-- Opening Marker --
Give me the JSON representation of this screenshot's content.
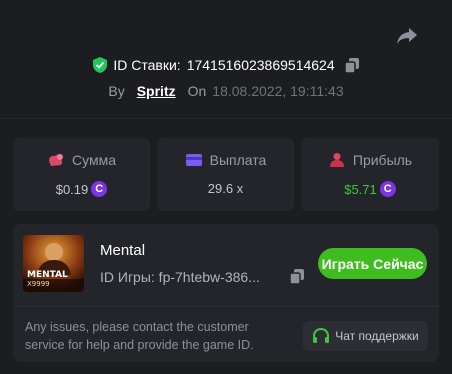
{
  "bet": {
    "id_label": "ID Ставки:",
    "id_value": "1741516023869514624",
    "by_label": "By",
    "username": "Spritz",
    "on_label": "On",
    "datetime": "18.08.2022, 19:11:43"
  },
  "stats": {
    "amount": {
      "label": "Сумма",
      "value": "$0.19"
    },
    "payout": {
      "label": "Выплата",
      "value": "29.6 x"
    },
    "profit": {
      "label": "Прибыль",
      "value": "$5.71"
    },
    "coin_symbol": "C"
  },
  "game": {
    "thumbnail_title": "MENTAL",
    "thumbnail_subtitle": "X9999",
    "name": "Mental",
    "id_text": "ID Игры: fp-7htebw-386...",
    "play_label": "Играть Сейчас"
  },
  "support": {
    "issues_text": "Any issues, please contact the customer service for help and provide the game ID.",
    "button_label": "Чат поддержки"
  },
  "colors": {
    "background": "#1c1d21",
    "card": "#24252a",
    "accent_green": "#3fbd1f",
    "profit_green": "#3ec73e",
    "coin_purple": "#7b34e8",
    "shield_green": "#22c55e"
  }
}
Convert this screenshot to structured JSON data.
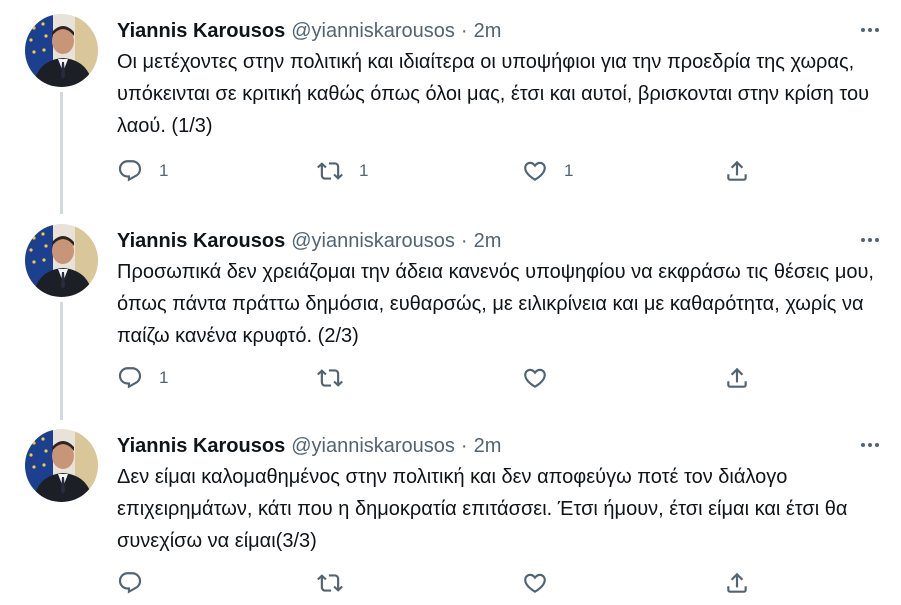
{
  "tweets": [
    {
      "name": "Yiannis Karousos",
      "handle": "@yianniskarousos",
      "separator": "·",
      "time": "2m",
      "text": "Οι μετέχοντες στην πολιτική και ιδιαίτερα οι υποψήφιοι για την προεδρία της χωρας, υπόκεινται σε κριτική καθώς όπως όλοι μας, έτσι και αυτοί, βρισκονται στην κρίση του λαού. (1/3)",
      "reply_count": "1",
      "retweet_count": "1",
      "like_count": "1"
    },
    {
      "name": "Yiannis Karousos",
      "handle": "@yianniskarousos",
      "separator": "·",
      "time": "2m",
      "text": "Προσωπικά δεν χρειάζομαι την άδεια κανενός υποψηφίου να εκφράσω τις θέσεις μου, όπως πάντα πράττω δημόσια, ευθαρσώς, με ειλικρίνεια και με καθαρότητα, χωρίς να παίζω κανένα κρυφτό. (2/3)",
      "reply_count": "1",
      "retweet_count": "",
      "like_count": ""
    },
    {
      "name": "Yiannis Karousos",
      "handle": "@yianniskarousos",
      "separator": "·",
      "time": "2m",
      "text": "Δεν είμαι καλομαθημένος στην πολιτική και δεν αποφεύγω ποτέ τον διάλογο επιχειρημάτων, κάτι που η δημοκρατία επιτάσσει. Έτσι ήμουν, έτσι είμαι και έτσι θα συνεχίσω να είμαι(3/3)",
      "reply_count": "",
      "retweet_count": "",
      "like_count": ""
    }
  ],
  "icons": {
    "reply": "reply-icon",
    "retweet": "retweet-icon",
    "like": "like-icon",
    "share": "share-icon",
    "more": "more-icon"
  },
  "colors": {
    "text": "#0f1419",
    "secondary": "#536471",
    "thread_line": "#cfd9de"
  }
}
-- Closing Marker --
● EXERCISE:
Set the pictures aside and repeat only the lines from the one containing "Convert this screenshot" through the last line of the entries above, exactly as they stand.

● COMPLETED TASK:
Convert this screenshot to structured JSON data.
{
  "tweets": [
    {
      "name": "Yiannis Karousos",
      "handle": "@yianniskarousos",
      "separator": "·",
      "time": "2m",
      "text": "Οι μετέχοντες στην πολιτική και ιδιαίτερα οι υποψήφιοι για την προεδρία της χωρας, υπόκεινται σε κριτική καθώς όπως όλοι μας, έτσι και αυτοί, βρισκονται στην κρίση του λαού. (1/3)",
      "reply_count": "1",
      "retweet_count": "1",
      "like_count": "1"
    },
    {
      "name": "Yiannis Karousos",
      "handle": "@yianniskarousos",
      "separator": "·",
      "time": "2m",
      "text": "Προσωπικά δεν χρειάζομαι την άδεια κανενός υποψηφίου να εκφράσω τις θέσεις μου, όπως πάντα πράττω δημόσια, ευθαρσώς, με ειλικρίνεια και με καθαρότητα, χωρίς να παίζω κανένα κρυφτό. (2/3)",
      "reply_count": "1",
      "retweet_count": "",
      "like_count": ""
    },
    {
      "name": "Yiannis Karousos",
      "handle": "@yianniskarousos",
      "separator": "·",
      "time": "2m",
      "text": "Δεν είμαι καλομαθημένος στην πολιτική και δεν αποφεύγω ποτέ τον διάλογο επιχειρημάτων, κάτι που η δημοκρατία επιτάσσει. Έτσι ήμουν, έτσι είμαι και έτσι θα συνεχίσω να είμαι(3/3)",
      "reply_count": "",
      "retweet_count": "",
      "like_count": ""
    }
  ],
  "icons": {
    "reply": "reply-icon",
    "retweet": "retweet-icon",
    "like": "like-icon",
    "share": "share-icon",
    "more": "more-icon"
  },
  "colors": {
    "text": "#0f1419",
    "secondary": "#536471",
    "thread_line": "#cfd9de"
  }
}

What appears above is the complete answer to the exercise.